I love cults as much as I love not leaving my couch for hours on end, which has led me (and many others) to binge Netflix’s Wild Wild Country. The docu-series follows the Rajneesh movement in Central Oregon, their nefarious takeovers of nearby towns and amassment of 93 Rolls Royces. There are two things particularly addicting about Wild Wild Country. The first is that there are no good guys. You root for neither the small town xenophobes nor the manic sex cult trying to poison the small town xenophobes. The second is the incredible style of the manic sex cult. At the intersection between evil and fashion is Ma Anand Sheela: style icon.
Ma Anand Sheela was the secretary to the Bhagwan and the mastermind behind Rajneeshpuram, the Oregon commune where over 7,000 people lived and fornicated (loudly). But as wayward city planners have the tendency to do, she quickly went from zoning law enthusiast to bio-terrorist, all while rocking a stunning monochromatic wardrobe.
Aside from being in a cult, people wear monochromatic outfits for a number of reasons: to not waste time picking out a look in the morning; they have a spiritual connection to the color; and, simply, because it looks good on them.

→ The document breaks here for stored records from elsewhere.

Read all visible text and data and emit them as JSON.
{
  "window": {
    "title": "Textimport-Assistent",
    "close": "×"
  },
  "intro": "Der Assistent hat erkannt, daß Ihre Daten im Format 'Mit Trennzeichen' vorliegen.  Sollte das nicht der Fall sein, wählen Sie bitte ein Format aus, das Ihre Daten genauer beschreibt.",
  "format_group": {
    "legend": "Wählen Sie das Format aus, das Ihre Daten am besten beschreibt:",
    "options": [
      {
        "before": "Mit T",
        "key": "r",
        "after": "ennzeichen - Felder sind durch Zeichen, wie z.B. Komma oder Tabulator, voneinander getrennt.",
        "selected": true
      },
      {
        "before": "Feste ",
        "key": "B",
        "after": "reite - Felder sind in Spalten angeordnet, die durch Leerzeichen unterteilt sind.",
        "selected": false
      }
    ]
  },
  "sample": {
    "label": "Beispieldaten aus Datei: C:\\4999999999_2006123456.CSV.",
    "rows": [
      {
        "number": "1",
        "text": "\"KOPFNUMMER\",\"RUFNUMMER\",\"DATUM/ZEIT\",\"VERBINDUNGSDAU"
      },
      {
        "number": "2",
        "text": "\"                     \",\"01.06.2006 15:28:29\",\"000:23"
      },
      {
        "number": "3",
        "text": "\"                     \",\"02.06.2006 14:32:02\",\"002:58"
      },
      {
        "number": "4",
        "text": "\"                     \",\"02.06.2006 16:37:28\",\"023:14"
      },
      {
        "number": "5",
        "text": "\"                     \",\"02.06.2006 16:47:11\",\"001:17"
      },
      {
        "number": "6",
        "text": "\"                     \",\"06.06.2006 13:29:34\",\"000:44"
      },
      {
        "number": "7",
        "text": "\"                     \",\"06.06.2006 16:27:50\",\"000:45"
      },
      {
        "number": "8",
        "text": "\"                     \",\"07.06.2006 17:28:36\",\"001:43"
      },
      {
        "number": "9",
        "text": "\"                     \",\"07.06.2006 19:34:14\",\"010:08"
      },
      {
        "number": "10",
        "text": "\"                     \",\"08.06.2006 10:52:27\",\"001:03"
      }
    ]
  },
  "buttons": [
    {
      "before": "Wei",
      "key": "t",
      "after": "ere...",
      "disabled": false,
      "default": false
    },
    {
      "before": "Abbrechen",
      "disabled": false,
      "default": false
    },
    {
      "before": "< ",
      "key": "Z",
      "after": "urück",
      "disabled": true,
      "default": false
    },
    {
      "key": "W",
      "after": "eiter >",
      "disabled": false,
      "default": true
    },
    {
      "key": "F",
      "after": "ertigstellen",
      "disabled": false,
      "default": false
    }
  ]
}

All sannyasins (followers of the Bhagwan) were required to wear sunrise colors of orange, red, or purple to “to reflect a new start, a new day,” says Maclain Way, the co-director of the film. The dress code, especially when worn by large crowds of people, is striking. Perhaps because it is so bold, you don’t expect the wearer to be a devotee of an increasingly controlling cult. If I were to see someone in Williamsburg dressed in head to toe blood orange, I’d assume they were in some new age indie folk band. These cult members looked cool. Ma Anand Sheela, when she flipped the bird on television in her slouchy sweatshirt and her fingers stacked with chunky rings, looked like a grandmotherly badass.
Sheela was, dare I say, the Miranda Priestly of the Rajneesh movement. People feared her. They respected her. She did a lot of business behind closed doors and told it like it was, all while wearing killer outfits (pun kind of intended).
Let me be clear: Sheela is a criminal and attempted not only the murder of her fellow sannyasins and local politicians but entire towns of people. She is an evil person. Her weapon of choice was poison, which simply further cements her iconic villainous prestige. But watching a slight, beautiful woman in a hot pink jumpsuit plainly tell a Congressman she will behead him and his coworkers should they harm anyone on Rancho Rajneesh is electrifying.
Even amongst thousands of people wearing the same color, Sheela managed to power-match above the rest. Her striking cheek bones, soft voice and small frame don't match the unyielding determination she possessed. Her femininity is what lets her in so she can unveil her acerbic wit and unleash her destructive plans. While most other sannyasins wore colored denim or long flowing linen, Sheela's more structured ensembles (she was a huge fan of shoulder pads) communicated her authority. Her clothing didn't blend into the dry, desert-y countryside. Her hair never looked like it needed a brushing. She was one of the few Rajneeshees not doing manual labor, because of course she was the one doling out the manual labor duties. Sure, she'd wear what Bhagwan requested, but at any given moment she could be required to give an television for an interview. "Media is expensive, and one should not miss a chance for free publicity," she says in the series. This was a woman ready for the camera at any moment.
Ma Anand Sheela made being an evil sex cult secretary who poisons innocent Oregonian taco-lovers look good—or, if not good, bold. Powerful. Weirdly on-trend, for the eighties. That's no easy task. Any one who was surprised by her eventual takeover of and decampment from the Rajneesh community needs to do a double take of those oversized sunglasses she was so fond of wearing. No one rocking such glamorous shades plans on being controlled by a cult leader forever. They're destined for far greater things.